The January insurrection left at least seven people dead (two police officers took their lives after the attack) and over 150 people injured, according to DeGette.
During the attack, Trump did nothing to help the members of Congress and law enforcement besieged by the assault he incited, DeGette said.
Rep. Jamie Raskin, D-Kensington, the lead House manager, said the warnings were clear for months. He cited the attack on the Michigan State Capitol in late April 2020, alleging it was a “dress rehearsal” for last month’s Capitol attack.
Showing video footage from Michigan’s attack, prosecutors emphasized that many of the attackers’ rhetoric was similar to those at the Capitol — shouting at police officers and calling them “traitors” and “cowards.” Attackers also shouted chants like “Heil Hitler.”
Raskin said the video evidence and published articles proved that Trump never condemned the repeated violence executed by his supporters in Michigan. Instead, the then-president praised the mob attackers and referred to them all as “very good people.”
Lieu said Trump also lied about his role in dealing with the Jan. 6 Capitol attack.
According to Lieu, Trump claimed to have deployed the National Guard once the riot broke out, but he actually called them in two hours later, around 3 p.m. The National Guard did not arrive on-scene until after 5pm.
When the guard was deployed, the Pentagon had released a statement showing the list of individuals who were consulted before deploying the troops. Several people were on that list, including Vice President Mike Pence. President Trump was not on that list, Lieu said.
In fact, Lieu said, Trump intended for the insurrection to happen and was “delighted” at the events, going so far as tweeting more derogatory comments about Pence even after he knew his vice president was in danger. It took Trump an entire day after the attack to condemn the violence and actions of his supporters, the congressman said.

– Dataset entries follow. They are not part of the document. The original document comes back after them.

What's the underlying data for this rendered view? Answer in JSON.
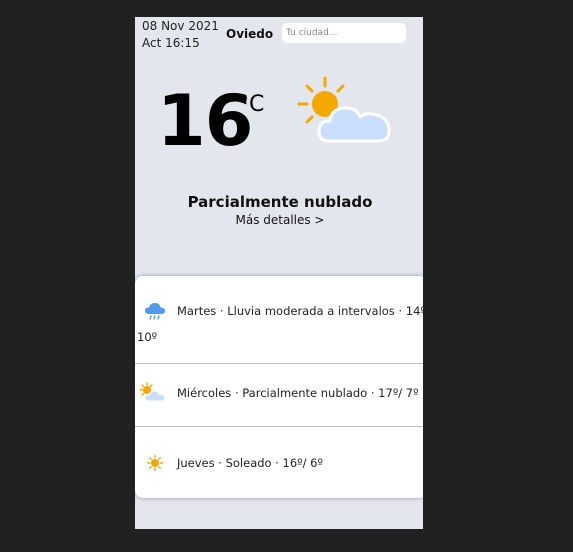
{
  "header": {
    "date": "08 Nov 2021",
    "updated": "Act 16:15",
    "city": "Oviedo",
    "search_placeholder": "Tu ciudad..."
  },
  "current": {
    "temperature": "16",
    "unit": "°C",
    "condition": "Parcialmente nublado",
    "icon": "sun-behind-cloud-icon",
    "details_link": "Más detalles >"
  },
  "forecast": [
    {
      "icon": "rain-cloud-icon",
      "text": "Martes · Lluvia moderada a intervalos · 14º/",
      "text_wrap": "10º"
    },
    {
      "icon": "sun-behind-cloud-icon",
      "text": "Miércoles · Parcialmente nublado · 17º/ 7º"
    },
    {
      "icon": "sun-icon",
      "text": "Jueves · Soleado · 16º/ 6º"
    }
  ],
  "colors": {
    "page_background": "#212121",
    "app_background": "#e4e6ee",
    "sun": "#f5a800",
    "cloud": "#c9defa"
  }
}
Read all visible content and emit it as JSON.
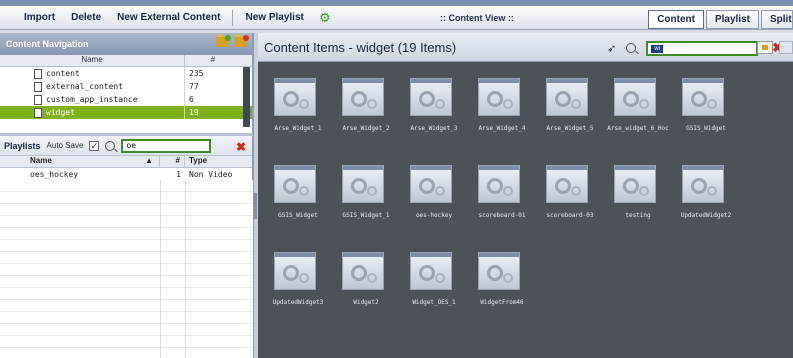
{
  "toolbar": {
    "import": "Import",
    "delete": "Delete",
    "new_external": "New External Content",
    "new_playlist": "New Playlist",
    "view_title": ":: Content View ::",
    "tabs": [
      "Content",
      "Playlist",
      "Split"
    ]
  },
  "nav": {
    "title": "Content Navigation",
    "col_name": "Name",
    "col_count": "#",
    "rows": [
      {
        "name": "content",
        "count": "235"
      },
      {
        "name": "external_content",
        "count": "77"
      },
      {
        "name": "custom_app_instance",
        "count": "6"
      },
      {
        "name": "widget",
        "count": "19"
      }
    ]
  },
  "playlists": {
    "title": "Playlists",
    "auto_save": "Auto Save",
    "search_value": "oe",
    "col_name": "Name",
    "col_hash": "#",
    "col_type": "Type",
    "rows": [
      {
        "name": "oes_hockey",
        "count": "1",
        "type": "Non Video"
      }
    ]
  },
  "content": {
    "title": "Content Items - widget (19 Items)",
    "search_value": "wi",
    "items": [
      "Arse_Widget_1",
      "Arse_Widget_2",
      "Arse_Widget_3",
      "Arse_Widget_4",
      "Arse_Widget_5",
      "Arse_widget_6_Hoc",
      "GSIS_Widget",
      "GSIS_Widget",
      "GSIS_Widget_1",
      "oes-hockey",
      "scoreboard-01",
      "scoreboard-03",
      "testing",
      "UpdatedWidget2",
      "UpdatedWidget3",
      "Widget2",
      "Widget_OES_1",
      "WidgetFrom46"
    ]
  }
}
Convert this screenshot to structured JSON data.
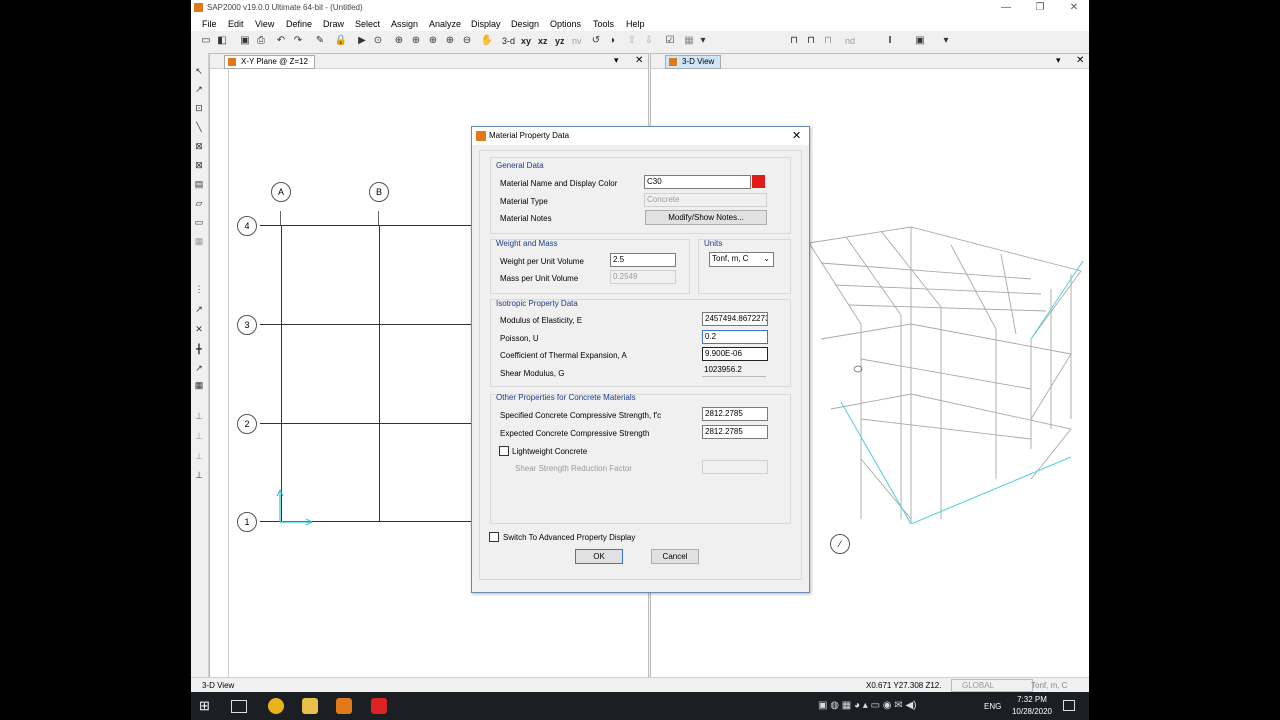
{
  "app": {
    "title": "SAP2000 v19.0.0 Ultimate 64-bit - (Untitled)",
    "window_buttons": [
      "—",
      "❐",
      "✕"
    ]
  },
  "menu": [
    "File",
    "Edit",
    "View",
    "Define",
    "Draw",
    "Select",
    "Assign",
    "Analyze",
    "Display",
    "Design",
    "Options",
    "Tools",
    "Help"
  ],
  "toolbar": {
    "view_buttons": [
      "3-d",
      "xy",
      "xz",
      "yz",
      "nv"
    ],
    "nd_label": "nd"
  },
  "left_panel": {
    "tab_title": "X-Y Plane @ Z=12",
    "grid_x_labels": [
      "A",
      "B"
    ],
    "grid_y_labels": [
      "4",
      "3",
      "2",
      "1"
    ]
  },
  "right_panel": {
    "tab_title": "3-D View",
    "bubble": "⁄"
  },
  "dialog": {
    "title": "Material Property Data",
    "general": {
      "title": "General Data",
      "name_label": "Material Name and Display Color",
      "name_value": "C30",
      "color": "#e31a1a",
      "type_label": "Material Type",
      "type_value": "Concrete",
      "notes_label": "Material Notes",
      "notes_button": "Modify/Show Notes..."
    },
    "weight": {
      "title": "Weight and Mass",
      "wpuv_label": "Weight per Unit Volume",
      "wpuv_value": "2.5",
      "mpuv_label": "Mass per Unit Volume",
      "mpuv_value": "0.2549"
    },
    "units": {
      "title": "Units",
      "value": "Tonf, m, C"
    },
    "isotropic": {
      "title": "Isotropic Property Data",
      "e_label": "Modulus of Elasticity,  E",
      "e_value": "2457494.8672273",
      "u_label": "Poisson,  U",
      "u_value": "0.2",
      "a_label": "Coefficient of Thermal Expansion,  A",
      "a_value": "9.900E-06",
      "g_label": "Shear Modulus,  G",
      "g_value": "1023956.2"
    },
    "concrete": {
      "title": "Other Properties for Concrete Materials",
      "fc_label": "Specified Concrete Compressive Strength,  f'c",
      "fc_value": "2812.2785",
      "efc_label": "Expected Concrete Compressive Strength",
      "efc_value": "2812.2785",
      "lw_label": "Lightweight Concrete",
      "ssrf_label": "Shear Strength Reduction Factor"
    },
    "advanced_label": "Switch To Advanced Property Display",
    "ok": "OK",
    "cancel": "Cancel"
  },
  "status": {
    "left": "3-D View",
    "coords": "X0.671  Y27.308  Z12.",
    "system": "GLOBAL",
    "units": "Tonf, m, C"
  },
  "taskbar": {
    "lang": "ENG",
    "time": "7:32 PM",
    "date": "10/28/2020"
  }
}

“It took President Trump three days before he lowered the flag of the United States of America… President Trump, who was commander-in-chief at the time, did not attend and pay respects to the officer who lay in state in the very building that he died defending,” Lieu added.
Trump’s legal team begins its defense Friday. House managers anticipated that one line of argument would be that Trump’s remarks before the attack were protected by the First Amendment.

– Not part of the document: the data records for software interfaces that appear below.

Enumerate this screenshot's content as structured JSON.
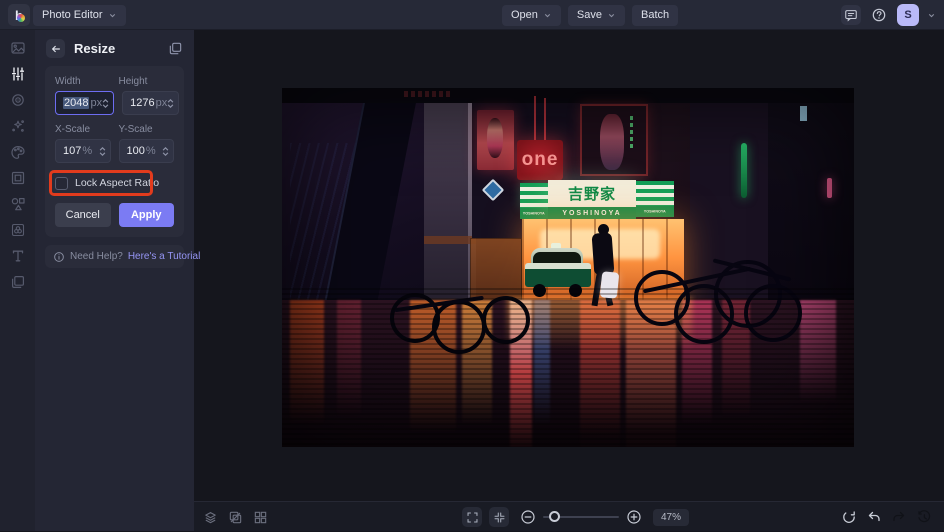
{
  "app": {
    "logo_letter": "b",
    "title": "Photo Editor"
  },
  "topbar": {
    "open_label": "Open",
    "save_label": "Save",
    "batch_label": "Batch",
    "avatar_letter": "S",
    "icons": [
      "feedback-message-icon",
      "help-icon",
      "account-avatar"
    ]
  },
  "sidebar": {
    "icons": [
      "image-manager-icon",
      "edit-sliders-icon",
      "touchup-icon",
      "effects-sparkle-icon",
      "artsy-palette-icon",
      "frames-icon",
      "graphics-shapes-icon",
      "overlays-icon",
      "text-icon",
      "layers-icon"
    ],
    "active_index": 1
  },
  "panel": {
    "title": "Resize",
    "width_label": "Width",
    "height_label": "Height",
    "width_value": "2048",
    "height_value": "1276",
    "px_unit": "px",
    "xscale_label": "X-Scale",
    "yscale_label": "Y-Scale",
    "xscale_value": "107",
    "yscale_value": "100",
    "percent_unit": "%",
    "lock_label": "Lock Aspect Ratio",
    "lock_checked": false,
    "cancel_label": "Cancel",
    "apply_label": "Apply",
    "help_prefix": "Need Help?",
    "help_link": "Here's a Tutorial"
  },
  "photo": {
    "one_sign_text": "one",
    "yoshinoya_cjk": "吉野家",
    "yoshinoya_latin": "YOSHINOYA"
  },
  "bottombar": {
    "zoom_level": "47%",
    "left_icons": [
      "layers-stack-icon",
      "compare-icon",
      "grid-view-icon"
    ],
    "center_icons": [
      "fullscreen-icon",
      "fit-screen-icon",
      "zoom-out-icon",
      "zoom-in-icon"
    ],
    "right_icons": [
      "reset-icon",
      "undo-icon",
      "redo-icon",
      "history-icon"
    ]
  },
  "colors": {
    "accent_purple": "#7b7bf3",
    "annotation_red": "#e23b1d",
    "avatar_lavender": "#b9b9f8",
    "input_focus_border": "#6d6df2",
    "yoshinoya_green": "#0e8c4a",
    "one_sign_red": "#b2202a",
    "topbar_bg": "#262937",
    "panel_bg": "#242634",
    "canvas_bg": "#15161d"
  }
}
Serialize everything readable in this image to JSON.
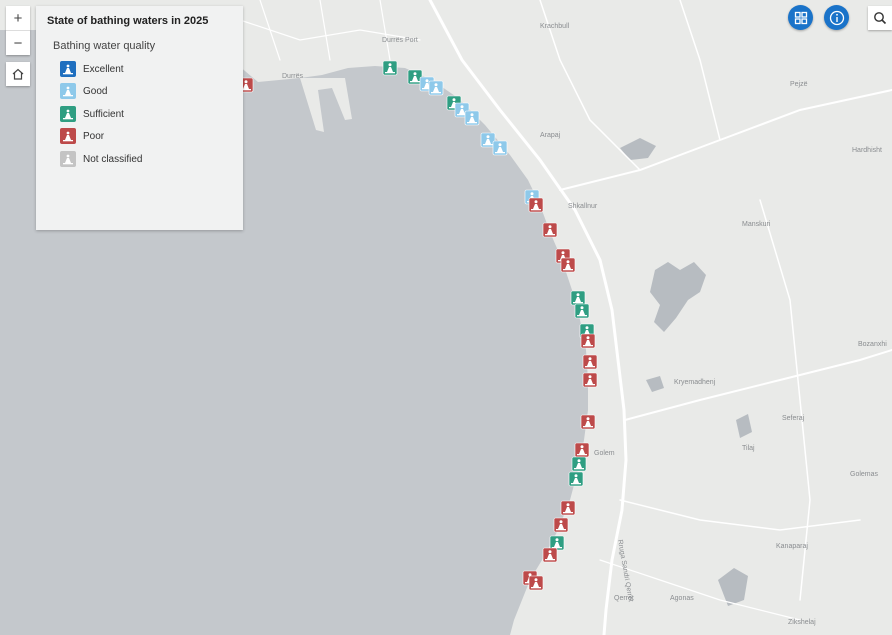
{
  "controls": {
    "zoom_in_label": "+",
    "zoom_out_label": "−"
  },
  "legend": {
    "title": "State of bathing waters in 2025",
    "subtitle": "Bathing water quality",
    "items": [
      {
        "label": "Excellent",
        "color": "#1f6fbf"
      },
      {
        "label": "Good",
        "color": "#8ec9ea"
      },
      {
        "label": "Sufficient",
        "color": "#2f9e82"
      },
      {
        "label": "Poor",
        "color": "#bd4a4a"
      },
      {
        "label": "Not classified",
        "color": "#c4c4c4"
      }
    ]
  },
  "map": {
    "colors": {
      "water": "#c4c8cc",
      "land": "#e9eae8",
      "road": "#ffffff",
      "lake": "#b7bcc1"
    },
    "place_names": [
      "Durrës",
      "Durrës Port",
      "Krachbull",
      "Arapaj",
      "Shkallnur",
      "Manskuri",
      "Pejzë",
      "Hardhisht",
      "Bozanxhi",
      "Kryemadhenj",
      "Seferaj",
      "Tilaj",
      "Golem",
      "Golemas",
      "Kanaparaj",
      "Qerret",
      "Agonas",
      "Zikshelaj",
      "Rruga Sandri Qerret"
    ]
  },
  "markers": [
    {
      "q": "good"
    },
    {
      "q": "poor"
    },
    {
      "q": "sufficient"
    },
    {
      "q": "sufficient"
    },
    {
      "q": "good"
    },
    {
      "q": "good"
    },
    {
      "q": "sufficient"
    },
    {
      "q": "good"
    },
    {
      "q": "good"
    },
    {
      "q": "good"
    },
    {
      "q": "good"
    },
    {
      "q": "good"
    },
    {
      "q": "poor"
    },
    {
      "q": "poor"
    },
    {
      "q": "poor"
    },
    {
      "q": "poor"
    },
    {
      "q": "sufficient"
    },
    {
      "q": "sufficient"
    },
    {
      "q": "sufficient"
    },
    {
      "q": "poor"
    },
    {
      "q": "poor"
    },
    {
      "q": "poor"
    },
    {
      "q": "poor"
    },
    {
      "q": "poor"
    },
    {
      "q": "sufficient"
    },
    {
      "q": "sufficient"
    },
    {
      "q": "poor"
    },
    {
      "q": "poor"
    },
    {
      "q": "sufficient"
    },
    {
      "q": "poor"
    },
    {
      "q": "poor"
    },
    {
      "q": "poor"
    }
  ]
}
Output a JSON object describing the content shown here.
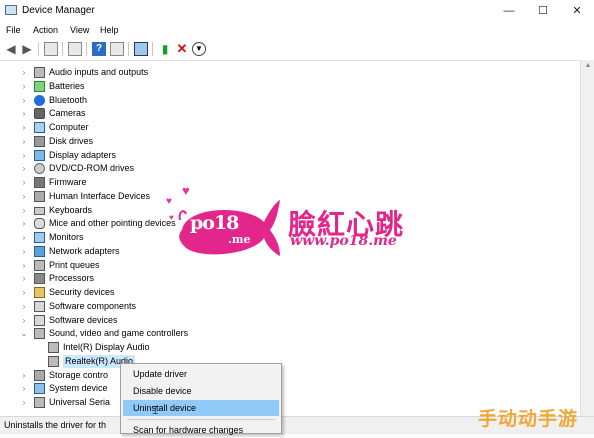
{
  "window": {
    "title": "Device Manager",
    "controls": [
      "—",
      "☐",
      "✕"
    ]
  },
  "menu": [
    "File",
    "Action",
    "View",
    "Help"
  ],
  "tree": [
    {
      "label": "Audio inputs and outputs",
      "icon": "speaker-icon",
      "expanded": false
    },
    {
      "label": "Batteries",
      "icon": "battery-icon",
      "expanded": false
    },
    {
      "label": "Bluetooth",
      "icon": "bluetooth-icon",
      "expanded": false
    },
    {
      "label": "Cameras",
      "icon": "camera-icon",
      "expanded": false
    },
    {
      "label": "Computer",
      "icon": "computer-icon",
      "expanded": false
    },
    {
      "label": "Disk drives",
      "icon": "disk-icon",
      "expanded": false
    },
    {
      "label": "Display adapters",
      "icon": "display-icon",
      "expanded": false
    },
    {
      "label": "DVD/CD-ROM drives",
      "icon": "dvd-icon",
      "expanded": false
    },
    {
      "label": "Firmware",
      "icon": "chip-icon",
      "expanded": false
    },
    {
      "label": "Human Interface Devices",
      "icon": "hid-icon",
      "expanded": false
    },
    {
      "label": "Keyboards",
      "icon": "keyboard-icon",
      "expanded": false
    },
    {
      "label": "Mice and other pointing devices",
      "icon": "mouse-icon",
      "expanded": false
    },
    {
      "label": "Monitors",
      "icon": "monitor-icon",
      "expanded": false
    },
    {
      "label": "Network adapters",
      "icon": "network-icon",
      "expanded": false
    },
    {
      "label": "Print queues",
      "icon": "printer-icon",
      "expanded": false
    },
    {
      "label": "Processors",
      "icon": "processor-icon",
      "expanded": false
    },
    {
      "label": "Security devices",
      "icon": "security-icon",
      "expanded": false
    },
    {
      "label": "Software components",
      "icon": "component-icon",
      "expanded": false
    },
    {
      "label": "Software devices",
      "icon": "component-icon",
      "expanded": false
    },
    {
      "label": "Sound, video and game controllers",
      "icon": "speaker-icon",
      "expanded": true
    },
    {
      "label": "Intel(R) Display Audio",
      "icon": "speaker-icon",
      "child": true
    },
    {
      "label": "Realtek(R) Audio",
      "icon": "speaker-icon",
      "child": true,
      "selected": true
    },
    {
      "label": "Storage contro",
      "icon": "storage-icon",
      "expanded": false
    },
    {
      "label": "System device",
      "icon": "system-icon",
      "expanded": false
    },
    {
      "label": "Universal Seria",
      "icon": "usb-icon",
      "expanded": false
    }
  ],
  "context_menu": {
    "items": [
      "Update driver",
      "Disable device",
      "Uninstall device",
      "Scan for hardware changes"
    ],
    "highlighted": "Uninstall device"
  },
  "status": "Uninstalls the driver for th",
  "watermark": {
    "logo": "po18.me",
    "chinese": "臉紅心跳",
    "url": "www.po18.me",
    "corner": "手动动手游"
  },
  "colors": {
    "watermark_pink": "#e3268b",
    "selection": "#cce8ff",
    "menu_highlight": "#91c9f7",
    "corner_text": "#f0a838"
  }
}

But Trump’s violent rhetoric is not protected by the Constitution, Rep. Joe Neguse, D-Colorado, told the senators.
“It’s about his refusal to accept the outcome of the election, and his decision to incite an insurrection and there’s no serious argument that the First Amendment protects that, and it would be extraordinarily dangerous for the United States Senate,” Neguse said.
“We humbly ask you,” Neguse said, “to convict President Trump for the crime which he is overwhelmingly guilty of, because if we pretend this didn’t happen, if it goes unanswered who’s to say it won’t happen again?”

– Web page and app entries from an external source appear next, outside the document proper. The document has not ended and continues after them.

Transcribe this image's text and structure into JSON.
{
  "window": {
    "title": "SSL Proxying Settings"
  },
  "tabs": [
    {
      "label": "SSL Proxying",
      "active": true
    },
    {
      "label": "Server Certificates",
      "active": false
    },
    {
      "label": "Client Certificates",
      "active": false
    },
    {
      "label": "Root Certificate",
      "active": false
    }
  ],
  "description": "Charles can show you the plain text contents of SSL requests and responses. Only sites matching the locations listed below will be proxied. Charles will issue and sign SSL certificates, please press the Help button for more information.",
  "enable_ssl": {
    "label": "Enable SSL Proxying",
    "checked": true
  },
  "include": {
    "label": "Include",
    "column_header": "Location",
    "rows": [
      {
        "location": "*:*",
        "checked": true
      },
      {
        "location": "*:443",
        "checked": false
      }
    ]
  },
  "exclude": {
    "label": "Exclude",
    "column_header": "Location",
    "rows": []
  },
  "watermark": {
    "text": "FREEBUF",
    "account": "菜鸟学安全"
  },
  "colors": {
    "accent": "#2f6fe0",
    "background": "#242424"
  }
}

The House managers emphasized that they weren’t seeking a criminal or civil punishment for Trump, but insisted the Senate had to set a precedent that presidents are held accountable for their words and the violence they may cause.
Raskin closed the prosecution’s presentation with slightly updated and revised words of Thomas Paine in his pamphlet The Crisis: “These are the times that try men and women’s souls. The summer soldier and the sunshine patriot will shrink at this moment from the service of their cause and their country, but everyone who stands with us now will win the love and the favor and the affection of every man and every woman for all time. Tyranny, like hell, is not easily conquered; but we have this saving consolation, the more difficult the struggle, the more glorious in the end will be our victory.”
Raskin added: “Good luck in your deliberations.”
After the defense’s presentation, which will be given up to 16 hours, senators will have the opportunity to submit written questions to both sides.